This illustrates a part of the dilemma for Riyadh. Compared with Russia, Saudi Arabia finds the prospect of Brent prices recovering only to the $45-$55 range by late 2021 much less comforting. Of course, such a range is not ideal for Moscow either, but it is much more tolerable as Moscow is draining reserves at a slower pace and can hope to recover to their budget-balancing point in 2021. But as Saudi Arabia pounds prices into the ground, Brent futures could soon fall in the $20-$30 range.
If prices stay in the $30s or below for most of this year, Saudi Arabia will be forced to curtail social spending, as well as further delay the expensive projects under its already troubled Vision 2030 economic diversification program. For smaller producers elsewhere, this will drop prices below not just profitability but current operating costs, and forcing some competing supply offline. As oil demand falls, supply will eventually and dramatically contract elsewhere heading into 2021. But the inventory overhang will still prevent prices rising back to $60 while there is an inventory overhang, while Russian reserves would stabilize at $45-$50.
This leaves a situation in which there are several plausible outcomes, with the most likely being that OPEC+ never reaches a deal to cut production and the physical market eventually corrects itself (as Russia anticipates). Within that scenario, Saudi Arabia's behavior becomes all the more crucial. Even without a formal deal with Russia, Riyadh could push OPEC or a smaller break-off group with other Gulf Arab nations to undertake a production cut, which would mean less financial pain for everyone, but particularly the Saudis, and a faster return to equilibrium. Such a cut could be done informally to avoid the appearance of capitulation, and could also still allow Riyadh the option of gradually taking more market share later on (though that would require keeping prices below $60 to prevent another resurgence of U.S. shale and other higher-cost production).

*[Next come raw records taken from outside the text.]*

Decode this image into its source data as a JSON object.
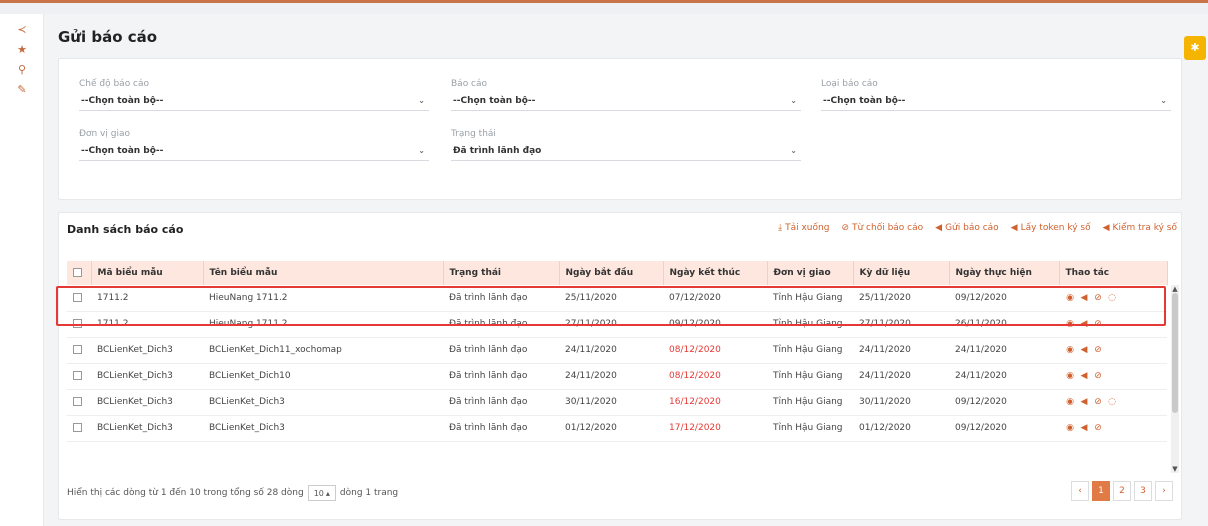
{
  "page": {
    "title": "Gửi báo cáo"
  },
  "rail": {
    "icons": [
      "share-icon",
      "star-icon",
      "search-icon",
      "pencil-icon"
    ]
  },
  "filters": {
    "che_do": {
      "label": "Chế độ báo cáo",
      "value": "--Chọn toàn bộ--"
    },
    "bao_cao": {
      "label": "Báo cáo",
      "value": "--Chọn toàn bộ--"
    },
    "loai": {
      "label": "Loại báo cáo",
      "value": "--Chọn toàn bộ--"
    },
    "don_vi": {
      "label": "Đơn vị giao",
      "value": "--Chọn toàn bộ--"
    },
    "trang_thai": {
      "label": "Trạng thái",
      "value": "Đã trình lãnh đạo"
    }
  },
  "list": {
    "title": "Danh sách báo cáo",
    "toolbar": [
      {
        "icon": "download-icon",
        "label": "Tải xuống"
      },
      {
        "icon": "reject-icon",
        "label": "Từ chối báo cáo"
      },
      {
        "icon": "send-icon",
        "label": "Gửi báo cáo"
      },
      {
        "icon": "send-icon",
        "label": "Lấy token ký số"
      },
      {
        "icon": "send-icon",
        "label": "Kiểm tra ký số"
      }
    ],
    "columns": [
      "Mã biểu mẫu",
      "Tên biểu mẫu",
      "Trạng thái",
      "Ngày bắt đầu",
      "Ngày kết thúc",
      "Đơn vị giao",
      "Kỳ dữ liệu",
      "Ngày thực hiện",
      "Thao tác"
    ],
    "rows": [
      {
        "ma": "1711.2",
        "ten": "HieuNang 1711.2",
        "trang_thai": "Đã trình lãnh đạo",
        "bat_dau": "25/11/2020",
        "ket_thuc": "07/12/2020",
        "ket_thuc_red": false,
        "don_vi": "Tỉnh Hậu Giang",
        "ky": "25/11/2020",
        "thuc_hien": "09/12/2020",
        "comment": true
      },
      {
        "ma": "1711.2",
        "ten": "HieuNang 1711.2",
        "trang_thai": "Đã trình lãnh đạo",
        "bat_dau": "27/11/2020",
        "ket_thuc": "09/12/2020",
        "ket_thuc_red": false,
        "don_vi": "Tỉnh Hậu Giang",
        "ky": "27/11/2020",
        "thuc_hien": "26/11/2020",
        "comment": false
      },
      {
        "ma": "BCLienKet_Dich3",
        "ten": "BCLienKet_Dich11_xochomap",
        "trang_thai": "Đã trình lãnh đạo",
        "bat_dau": "24/11/2020",
        "ket_thuc": "08/12/2020",
        "ket_thuc_red": true,
        "don_vi": "Tỉnh Hậu Giang",
        "ky": "24/11/2020",
        "thuc_hien": "24/11/2020",
        "comment": false
      },
      {
        "ma": "BCLienKet_Dich3",
        "ten": "BCLienKet_Dich10",
        "trang_thai": "Đã trình lãnh đạo",
        "bat_dau": "24/11/2020",
        "ket_thuc": "08/12/2020",
        "ket_thuc_red": true,
        "don_vi": "Tỉnh Hậu Giang",
        "ky": "24/11/2020",
        "thuc_hien": "24/11/2020",
        "comment": false
      },
      {
        "ma": "BCLienKet_Dich3",
        "ten": "BCLienKet_Dich3",
        "trang_thai": "Đã trình lãnh đạo",
        "bat_dau": "30/11/2020",
        "ket_thuc": "16/12/2020",
        "ket_thuc_red": true,
        "don_vi": "Tỉnh Hậu Giang",
        "ky": "30/11/2020",
        "thuc_hien": "09/12/2020",
        "comment": true
      },
      {
        "ma": "BCLienKet_Dich3",
        "ten": "BCLienKet_Dich3",
        "trang_thai": "Đã trình lãnh đạo",
        "bat_dau": "01/12/2020",
        "ket_thuc": "17/12/2020",
        "ket_thuc_red": true,
        "don_vi": "Tỉnh Hậu Giang",
        "ky": "01/12/2020",
        "thuc_hien": "09/12/2020",
        "comment": false
      }
    ]
  },
  "footer": {
    "info_before": "Hiển thị các dòng từ 1 đến 10 trong tổng số 28 dòng",
    "page_size": "10",
    "info_after": "dòng 1 trang",
    "pages": [
      "‹",
      "1",
      "2",
      "3",
      "›"
    ],
    "active_page": "1"
  },
  "colors": {
    "accent": "#d0612f",
    "header_bg": "#fde7df",
    "highlight": "#e53935",
    "fab": "#f4b400"
  }
}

The alternate scenario is that the financial pain of dropping oil prices eventually brings both Saudi Arabia and Russia back to the table. A Russian capitulation and acceptance of the original Saudi-led OPEC proposal is unlikely, given that Russia clearly wants to avoid a feedback loop where production cuts yield a premature price recovery that ends up cutting into its market share. But that doesn't mean a smaller deal where the Russians commit to a modest cut and the Saudis again bear more of the burden isn't a possibility, or even a Russian capitulation and acceptance of the original Saudi-led OPEC proposal. Given the relative financial strength of both Moscow and Riyadh, this is perhaps the most probable outcome should Saudi Arabia and Russia reopen negotiations. Such a deal could try to jumpstart the market back to the $45-$55 range that Sorokin outlined, which would be a climbdown for the Saudis and a loss of face for Crown Prince Bin Salman, but it would lessen the burn rate on Riyadh's reserves.